Recorded data:

^^^^

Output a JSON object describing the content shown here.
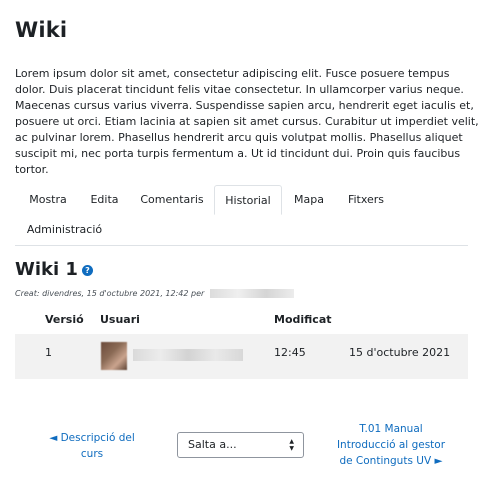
{
  "page": {
    "title": "Wiki",
    "intro": "Lorem ipsum dolor sit amet, consectetur adipiscing elit. Fusce posuere tempus dolor. Duis placerat tincidunt felis vitae consectetur. In ullamcorper varius neque. Maecenas cursus varius viverra. Suspendisse sapien arcu, hendrerit eget iaculis et, posuere ut orci. Etiam lacinia at sapien sit amet cursus. Curabitur ut imperdiet velit, ac pulvinar lorem. Phasellus hendrerit arcu quis volutpat mollis. Phasellus aliquet suscipit mi, nec porta turpis fermentum a. Ut id tincidunt dui. Proin quis faucibus tortor."
  },
  "tabs": [
    {
      "label": "Mostra",
      "active": false
    },
    {
      "label": "Edita",
      "active": false
    },
    {
      "label": "Comentaris",
      "active": false
    },
    {
      "label": "Historial",
      "active": true
    },
    {
      "label": "Mapa",
      "active": false
    },
    {
      "label": "Fitxers",
      "active": false
    },
    {
      "label": "Administració",
      "active": false
    }
  ],
  "wiki": {
    "heading": "Wiki 1",
    "help_icon": "question-circle-icon",
    "created_prefix": "Creat: divendres, 15 d'octubre 2021, 12:42 per"
  },
  "history_table": {
    "columns": [
      "Versió",
      "Usuari",
      "Modificat",
      ""
    ],
    "rows": [
      {
        "version": "1",
        "user": "",
        "time": "12:45",
        "date": "15 d'octubre 2021"
      }
    ]
  },
  "navigation": {
    "prev_label": "◄ Descripció del curs",
    "jump_label": "Salta a...",
    "next_label": "T.01 Manual Introducció al gestor de Continguts UV ►"
  },
  "colors": {
    "link": "#0f6cbf",
    "row_bg": "#f2f2f2",
    "border": "#dee2e6"
  }
}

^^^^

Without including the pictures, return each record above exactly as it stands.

Written response:
Output a JSON object describing the content shown here.
{
  "page": {
    "title": "Wiki",
    "intro": "Lorem ipsum dolor sit amet, consectetur adipiscing elit. Fusce posuere tempus dolor. Duis placerat tincidunt felis vitae consectetur. In ullamcorper varius neque. Maecenas cursus varius viverra. Suspendisse sapien arcu, hendrerit eget iaculis et, posuere ut orci. Etiam lacinia at sapien sit amet cursus. Curabitur ut imperdiet velit, ac pulvinar lorem. Phasellus hendrerit arcu quis volutpat mollis. Phasellus aliquet suscipit mi, nec porta turpis fermentum a. Ut id tincidunt dui. Proin quis faucibus tortor."
  },
  "tabs": [
    {
      "label": "Mostra",
      "active": false
    },
    {
      "label": "Edita",
      "active": false
    },
    {
      "label": "Comentaris",
      "active": false
    },
    {
      "label": "Historial",
      "active": true
    },
    {
      "label": "Mapa",
      "active": false
    },
    {
      "label": "Fitxers",
      "active": false
    },
    {
      "label": "Administració",
      "active": false
    }
  ],
  "wiki": {
    "heading": "Wiki 1",
    "help_icon": "question-circle-icon",
    "created_prefix": "Creat: divendres, 15 d'octubre 2021, 12:42 per"
  },
  "history_table": {
    "columns": [
      "Versió",
      "Usuari",
      "Modificat",
      ""
    ],
    "rows": [
      {
        "version": "1",
        "user": "",
        "time": "12:45",
        "date": "15 d'octubre 2021"
      }
    ]
  },
  "navigation": {
    "prev_label": "◄ Descripció del curs",
    "jump_label": "Salta a...",
    "next_label": "T.01 Manual Introducció al gestor de Continguts UV ►"
  },
  "colors": {
    "link": "#0f6cbf",
    "row_bg": "#f2f2f2",
    "border": "#dee2e6"
  }
}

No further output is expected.